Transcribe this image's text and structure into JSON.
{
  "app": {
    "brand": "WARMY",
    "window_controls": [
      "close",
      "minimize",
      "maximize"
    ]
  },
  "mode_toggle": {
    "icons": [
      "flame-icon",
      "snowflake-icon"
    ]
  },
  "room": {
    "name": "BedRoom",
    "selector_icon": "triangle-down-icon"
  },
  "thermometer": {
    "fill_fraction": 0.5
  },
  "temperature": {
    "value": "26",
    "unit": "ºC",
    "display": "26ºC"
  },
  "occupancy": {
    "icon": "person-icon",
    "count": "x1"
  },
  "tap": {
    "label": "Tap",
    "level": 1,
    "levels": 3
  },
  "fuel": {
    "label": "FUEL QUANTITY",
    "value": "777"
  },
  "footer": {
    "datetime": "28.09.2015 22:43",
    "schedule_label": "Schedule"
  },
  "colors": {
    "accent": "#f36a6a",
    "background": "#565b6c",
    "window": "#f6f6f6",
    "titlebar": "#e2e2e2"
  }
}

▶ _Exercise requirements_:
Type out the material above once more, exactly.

▶ _Exercise answer_:
Transcribe this image's text and structure into JSON.
{
  "app": {
    "brand": "WARMY",
    "window_controls": [
      "close",
      "minimize",
      "maximize"
    ]
  },
  "mode_toggle": {
    "icons": [
      "flame-icon",
      "snowflake-icon"
    ]
  },
  "room": {
    "name": "BedRoom",
    "selector_icon": "triangle-down-icon"
  },
  "thermometer": {
    "fill_fraction": 0.5
  },
  "temperature": {
    "value": "26",
    "unit": "ºC",
    "display": "26ºC"
  },
  "occupancy": {
    "icon": "person-icon",
    "count": "x1"
  },
  "tap": {
    "label": "Tap",
    "level": 1,
    "levels": 3
  },
  "fuel": {
    "label": "FUEL QUANTITY",
    "value": "777"
  },
  "footer": {
    "datetime": "28.09.2015 22:43",
    "schedule_label": "Schedule"
  },
  "colors": {
    "accent": "#f36a6a",
    "background": "#565b6c",
    "window": "#f6f6f6",
    "titlebar": "#e2e2e2"
  }
}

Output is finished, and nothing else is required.